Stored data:
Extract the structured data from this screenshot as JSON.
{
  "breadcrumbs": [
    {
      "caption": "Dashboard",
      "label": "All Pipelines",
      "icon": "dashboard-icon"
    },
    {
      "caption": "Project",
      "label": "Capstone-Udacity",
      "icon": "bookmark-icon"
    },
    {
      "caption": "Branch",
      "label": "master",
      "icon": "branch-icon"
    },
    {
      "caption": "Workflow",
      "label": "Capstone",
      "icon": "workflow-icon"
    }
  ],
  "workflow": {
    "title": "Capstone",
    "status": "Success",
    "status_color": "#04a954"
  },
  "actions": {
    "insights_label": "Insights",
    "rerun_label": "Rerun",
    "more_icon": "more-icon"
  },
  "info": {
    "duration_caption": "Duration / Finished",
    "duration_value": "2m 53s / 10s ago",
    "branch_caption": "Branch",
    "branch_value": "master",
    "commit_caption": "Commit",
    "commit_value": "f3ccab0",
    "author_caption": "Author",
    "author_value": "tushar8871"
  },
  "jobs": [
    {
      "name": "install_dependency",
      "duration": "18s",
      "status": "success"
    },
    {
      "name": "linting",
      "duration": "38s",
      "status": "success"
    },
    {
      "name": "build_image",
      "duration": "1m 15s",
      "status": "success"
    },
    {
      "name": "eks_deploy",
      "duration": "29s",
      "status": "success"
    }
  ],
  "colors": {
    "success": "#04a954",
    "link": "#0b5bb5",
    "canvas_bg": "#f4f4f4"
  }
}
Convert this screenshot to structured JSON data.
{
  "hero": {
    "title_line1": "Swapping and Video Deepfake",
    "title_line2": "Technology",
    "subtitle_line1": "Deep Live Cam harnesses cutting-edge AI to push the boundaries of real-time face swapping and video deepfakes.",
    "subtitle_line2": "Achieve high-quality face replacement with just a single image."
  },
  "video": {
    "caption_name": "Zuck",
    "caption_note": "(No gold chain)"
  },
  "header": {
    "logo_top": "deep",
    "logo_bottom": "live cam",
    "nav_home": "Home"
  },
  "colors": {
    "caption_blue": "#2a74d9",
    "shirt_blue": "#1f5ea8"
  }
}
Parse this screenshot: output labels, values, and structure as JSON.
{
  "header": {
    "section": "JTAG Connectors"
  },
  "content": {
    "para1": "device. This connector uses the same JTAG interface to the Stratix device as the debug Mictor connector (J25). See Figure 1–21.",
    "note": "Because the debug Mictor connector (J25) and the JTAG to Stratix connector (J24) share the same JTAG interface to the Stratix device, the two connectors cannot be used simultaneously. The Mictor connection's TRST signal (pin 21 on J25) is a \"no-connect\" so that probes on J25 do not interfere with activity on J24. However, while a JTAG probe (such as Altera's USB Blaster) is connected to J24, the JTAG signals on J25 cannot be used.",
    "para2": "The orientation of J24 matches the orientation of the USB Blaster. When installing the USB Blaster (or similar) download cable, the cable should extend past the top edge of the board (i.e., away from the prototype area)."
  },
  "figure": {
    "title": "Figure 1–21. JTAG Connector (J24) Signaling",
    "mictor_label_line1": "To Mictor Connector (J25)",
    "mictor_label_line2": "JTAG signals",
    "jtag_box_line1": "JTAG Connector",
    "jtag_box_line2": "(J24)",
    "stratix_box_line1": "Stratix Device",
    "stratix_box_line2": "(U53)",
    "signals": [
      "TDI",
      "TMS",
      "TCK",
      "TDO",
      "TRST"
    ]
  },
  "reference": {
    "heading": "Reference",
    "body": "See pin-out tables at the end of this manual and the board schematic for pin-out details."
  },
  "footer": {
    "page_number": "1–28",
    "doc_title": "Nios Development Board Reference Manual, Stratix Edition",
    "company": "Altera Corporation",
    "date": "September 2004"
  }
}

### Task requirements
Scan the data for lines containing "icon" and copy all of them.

### Answer to the exercise
      "icon": "dashboard-icon"
      "icon": "bookmark-icon"
      "icon": "branch-icon"
      "icon": "workflow-icon"
    "more_icon": "more-icon"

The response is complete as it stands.